One approach is to install a lower watt bulb, that provides lower temperatures naturally.
Secondly, you will want to reduce the amount of food you offer. Some owners even get to the point in where hardly any food is being provided at all.
Essentially, you want to ensure that no food is sitting in the stomach of your beardie, which can rot due to their lower metabolisms during this time.
Interestingly, this is partly why a bearded dragons appetite naturally reduces; they instinctively know not to eat.
Turn Off Basking Bulb/UV
Following a final successful poop, and the transition to lower temps, you should look to turn off the basking bulb/UV and allow your beardie to sleep.
Heat and UV is primarily used by a bearded dragon to produce energy and support digestion, so turning it off has no harmful affects and can be quit useful. Considering they are relatively still and eat little during this time.
The idea is that you are trying to replicate the conditions your beardie would have, if still living in the wild.
Cover The Enclosure
Next, it is advised to cover the enclosure to ensure it is as dark as possible for them and they can sleep accordingly.
Is Brumation Bad For Bearded Dragons?
Brumation is not typically bad for bearded dragons, even if they are being kept as pets in captivity.
Instead, it does mean a different level of care, and you should expect a period that is somewhat different to normal.
That being said, it is generally not something you need to worry about; it is of course an innate and natural process.
However, there is one main caveat.
Very young baby bearded dragons, under the year of age of 6 months, are more susceptible to long-term complications if they are to enter brumation for any significant period of time.
It can impact their growth, size and even cause health conditions later in life.
Thankfully, baby bearded dragons do not usually enter this state. But, if they were to, contacting your vet does come advised.
They will be able to support you and advise on how to proceed.
Equally, one other thing to mention which we have briefly touched upon earlier, is that ill health can often be confused with brumation.
If you suspect that your beardie, of any age, is not at their optimal best, then contacting your vet is always advised.

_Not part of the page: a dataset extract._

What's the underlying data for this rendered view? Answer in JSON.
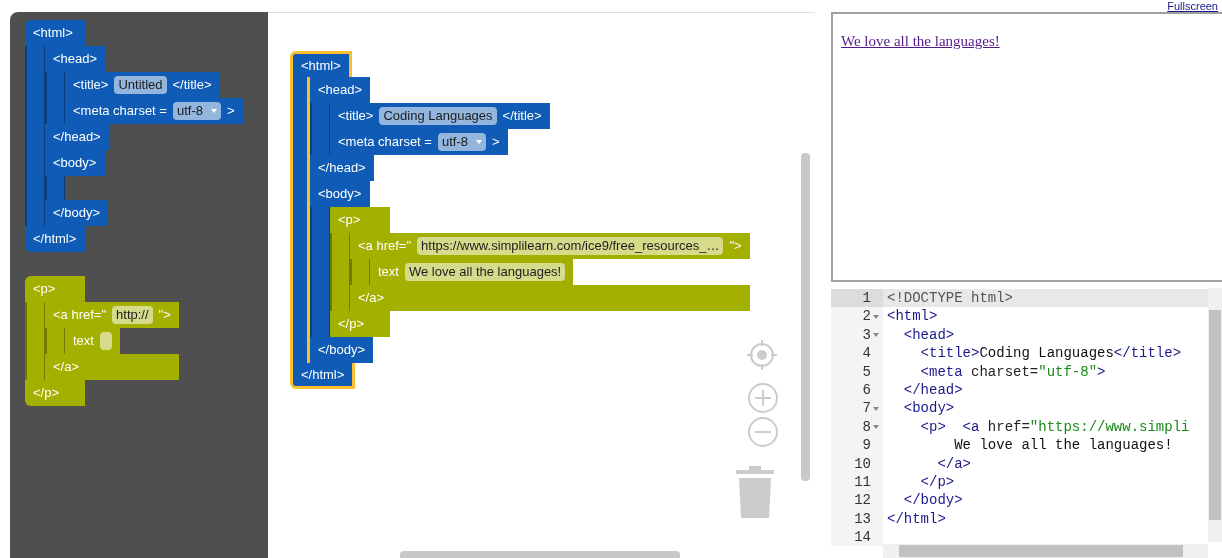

Bearded dragons do not hibernate, but they do go through a period known as brumation.
While there are many similarities, it is in fact classified and considered a different state and condition.
Nevertheless, as a bearded dragon owner, it is imperative that you fully understand the signs that brumation is starting, and how to care for your beardie during this time.
Chances are it will happen at some point during their lives and your care. Although at the same time, it may not happen altogether.
Either way is fine and does not generally indicate a problem.
What can be a problem mind you is mistaking your beardie is in brumation, when they are actually sick and unwell.
So, monitoring and consulting with a vet is always advised.
At the end of the day, as with many aspects of bearded dragon ownership; this is something to definitely research and prepare for as much as you can.
Doing so when the condition comes on, could very well be too late!
Do bearded dragons poop during Brumation? Bearded dragons do typically continue to poop during brumation, but they will likely poop a lot less. This will be both in amount and in frequency. This is completely normal and to be expected as they will be eating a lot less and their metabolism will be lower.
I am a practiced pet owner with decades of experience owning a number of different pets. I am also the main writer and chief editor here at Pet Educate; a site I created to share everything I’ve learned about pet ownership over the years and my extensive research along the way.